Opening / Vernissage 30/08/2019
till / fin 02/11/2019
Photo courtesy / Crédit photo Jean-Christophe Lett
In 1994, my father, then a commercial filmmaker, produced a short, fundraising feature for the Big Apple Circus, as well as documentation of that year’s circus in it’s entirety. As usual, the much-loved clown, “Grandma”, would lead the show. The ’94 show would also include a collaboration with Mummenschanz, a Swiss theater troupe, known for their surrealist masks, and for animating quotidian materials in their performances.

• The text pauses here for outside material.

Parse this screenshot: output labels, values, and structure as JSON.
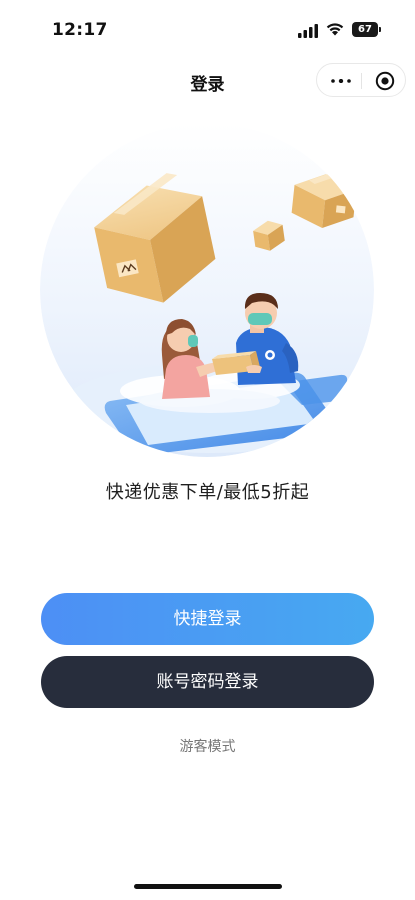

A few months ago, immediately following a session with my psychoanalyst, I found a bobble-head figurine of “Grandma” at a thrift store. I recognized her immediately from my youth. However at that moment, I was overcome more by the figurine’s strange likeness to what I remember of my own grandmother: short-cropped curls, long nightie, and a string of pearls. This was a disturbing synthesis, to say the least, and I was afraid that I might never be able to disentangle the association. We all know how the mind can make its shortcuts.
Through the long, narrowing view towards the past, the images naturally distort. Their degradations speak to what? Entitlement to their meaning? Credence to their supposed malleability? Besides the more finite duality of remembering and forgetting, there are more subtle distortions: subjugation and perversion, or sentimentality and nostalgia. Does your past serve you? Or is one “haunted” by it? And by whom or what is it determined?
“Grandma” retired in 2012. His 2018 comeback to the circus was abruptly cancelled after he admitted to having pressured a 16 year-old performer into posing for pornographic photos.